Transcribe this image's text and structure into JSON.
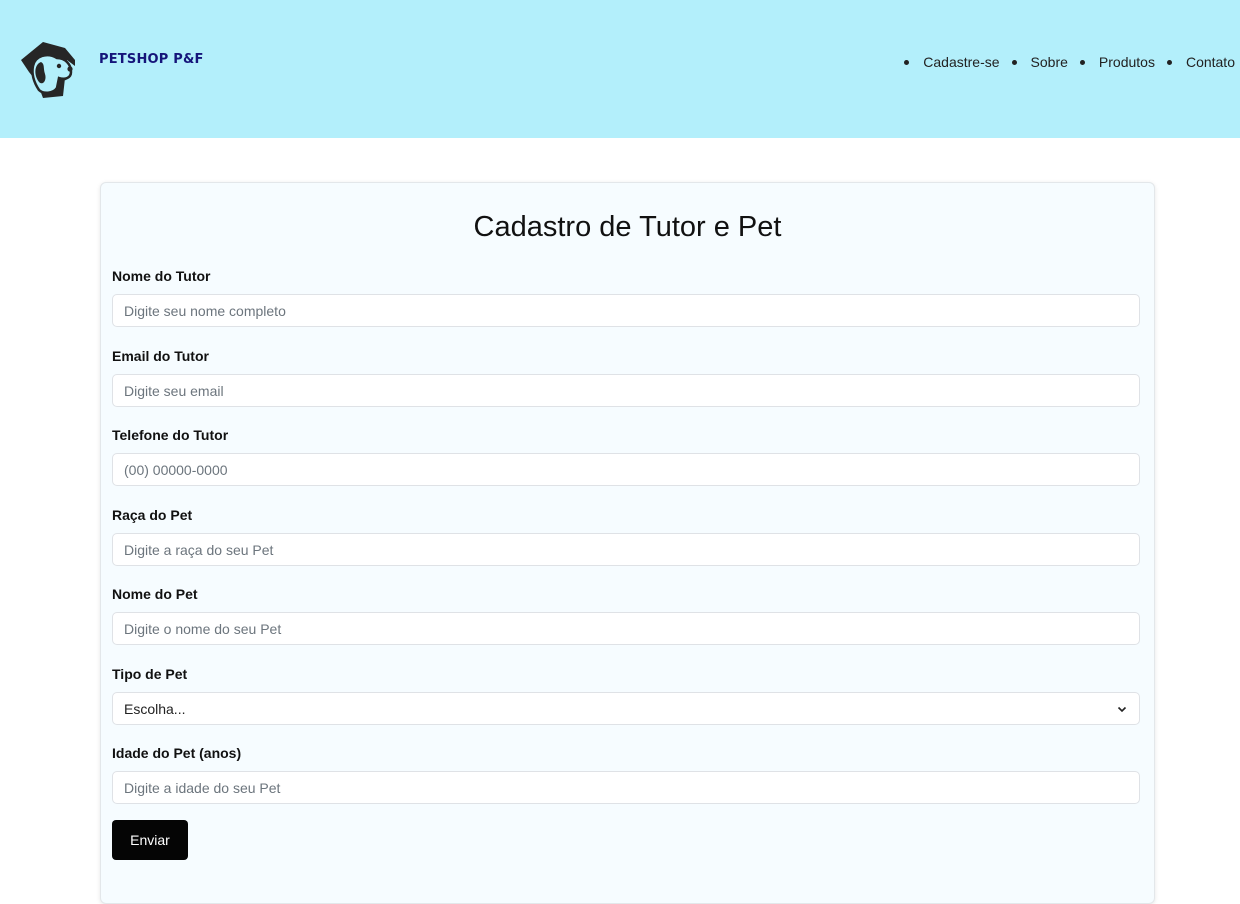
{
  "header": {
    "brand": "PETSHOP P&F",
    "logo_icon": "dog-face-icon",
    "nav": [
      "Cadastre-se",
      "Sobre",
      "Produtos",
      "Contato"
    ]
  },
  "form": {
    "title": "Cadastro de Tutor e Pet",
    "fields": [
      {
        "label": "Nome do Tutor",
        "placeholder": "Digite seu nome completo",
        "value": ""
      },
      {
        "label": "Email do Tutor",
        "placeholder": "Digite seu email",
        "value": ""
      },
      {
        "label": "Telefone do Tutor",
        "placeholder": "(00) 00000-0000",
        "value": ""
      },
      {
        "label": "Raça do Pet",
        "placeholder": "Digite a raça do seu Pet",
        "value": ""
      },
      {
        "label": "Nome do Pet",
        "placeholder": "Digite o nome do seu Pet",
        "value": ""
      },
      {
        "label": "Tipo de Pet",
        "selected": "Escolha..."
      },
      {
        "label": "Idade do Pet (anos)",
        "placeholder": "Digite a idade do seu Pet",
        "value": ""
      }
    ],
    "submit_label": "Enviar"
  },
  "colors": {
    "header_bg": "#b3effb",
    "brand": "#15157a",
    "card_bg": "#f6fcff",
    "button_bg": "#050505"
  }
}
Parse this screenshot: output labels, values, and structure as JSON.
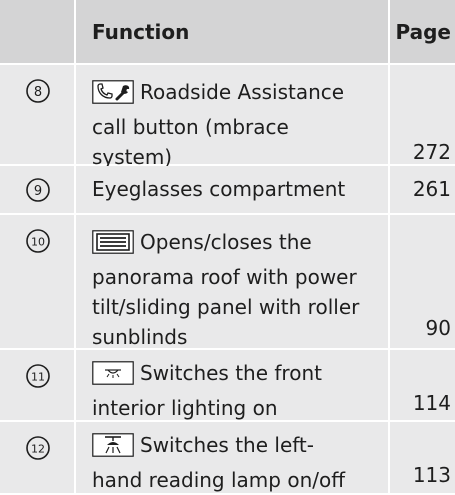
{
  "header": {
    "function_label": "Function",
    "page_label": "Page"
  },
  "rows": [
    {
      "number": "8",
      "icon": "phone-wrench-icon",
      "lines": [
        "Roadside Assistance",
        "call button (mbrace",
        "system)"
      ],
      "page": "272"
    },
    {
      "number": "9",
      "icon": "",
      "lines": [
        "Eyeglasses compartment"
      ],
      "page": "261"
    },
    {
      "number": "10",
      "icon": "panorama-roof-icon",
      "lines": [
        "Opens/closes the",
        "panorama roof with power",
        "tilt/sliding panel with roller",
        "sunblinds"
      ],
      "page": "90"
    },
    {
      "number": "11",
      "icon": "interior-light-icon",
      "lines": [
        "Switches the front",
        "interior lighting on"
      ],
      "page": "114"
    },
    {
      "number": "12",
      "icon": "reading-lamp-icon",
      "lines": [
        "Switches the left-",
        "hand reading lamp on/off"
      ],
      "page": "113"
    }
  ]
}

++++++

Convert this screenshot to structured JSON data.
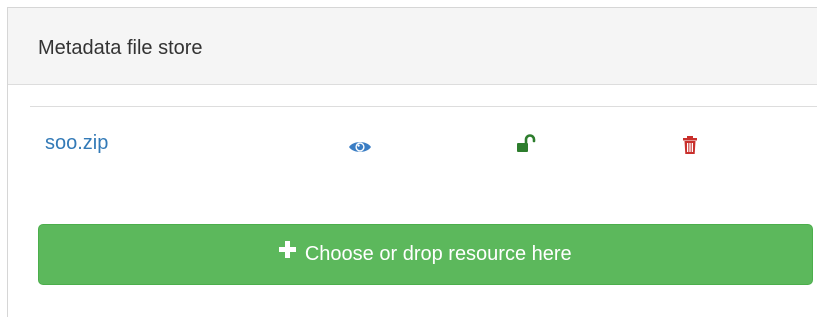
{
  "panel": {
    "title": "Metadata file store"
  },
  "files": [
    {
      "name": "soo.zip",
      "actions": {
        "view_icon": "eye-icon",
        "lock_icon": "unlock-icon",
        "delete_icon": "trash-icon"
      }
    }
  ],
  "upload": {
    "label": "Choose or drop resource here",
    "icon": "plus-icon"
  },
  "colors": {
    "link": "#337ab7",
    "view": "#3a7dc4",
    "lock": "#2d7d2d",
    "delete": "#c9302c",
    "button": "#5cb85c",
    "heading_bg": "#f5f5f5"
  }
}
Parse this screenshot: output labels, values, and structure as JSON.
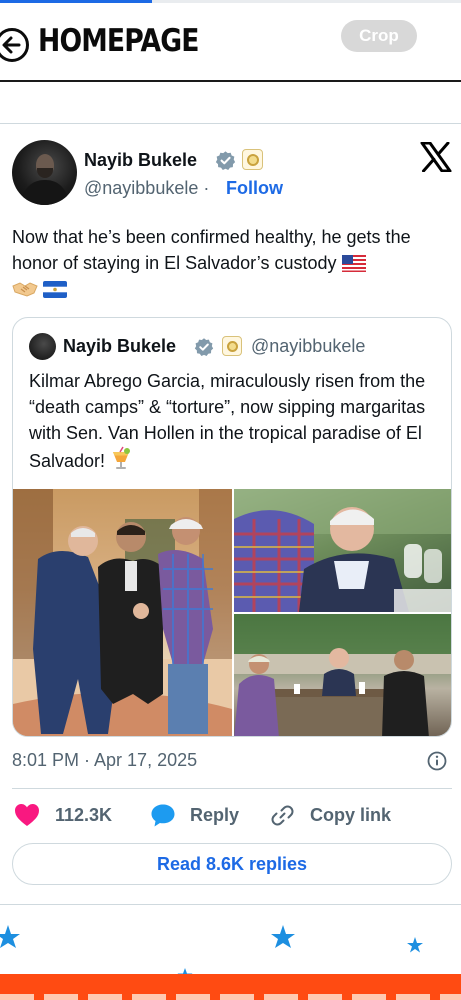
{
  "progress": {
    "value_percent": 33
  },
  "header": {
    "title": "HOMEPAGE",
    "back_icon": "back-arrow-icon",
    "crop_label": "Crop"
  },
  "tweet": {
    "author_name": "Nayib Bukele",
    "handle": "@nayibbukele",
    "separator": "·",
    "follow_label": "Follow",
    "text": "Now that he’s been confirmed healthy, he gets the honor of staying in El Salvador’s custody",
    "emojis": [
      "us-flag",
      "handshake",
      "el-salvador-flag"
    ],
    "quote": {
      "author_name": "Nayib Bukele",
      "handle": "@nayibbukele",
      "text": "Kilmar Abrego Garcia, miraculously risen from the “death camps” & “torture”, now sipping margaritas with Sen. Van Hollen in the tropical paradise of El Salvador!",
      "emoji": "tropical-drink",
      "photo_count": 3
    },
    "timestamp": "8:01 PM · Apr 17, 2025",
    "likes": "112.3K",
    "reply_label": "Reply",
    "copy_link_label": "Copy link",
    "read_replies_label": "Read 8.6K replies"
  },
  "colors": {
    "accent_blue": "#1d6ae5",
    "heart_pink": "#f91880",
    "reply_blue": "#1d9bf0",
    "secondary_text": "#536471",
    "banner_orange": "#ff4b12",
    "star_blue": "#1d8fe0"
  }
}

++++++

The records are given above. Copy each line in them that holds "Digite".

        "placeholder": "Digite seu nome completo",
        "placeholder": "Digite seu email",
        "placeholder": "Digite a raça do seu Pet",
        "placeholder": "Digite o nome do seu Pet",
        "placeholder": "Digite a idade do seu Pet",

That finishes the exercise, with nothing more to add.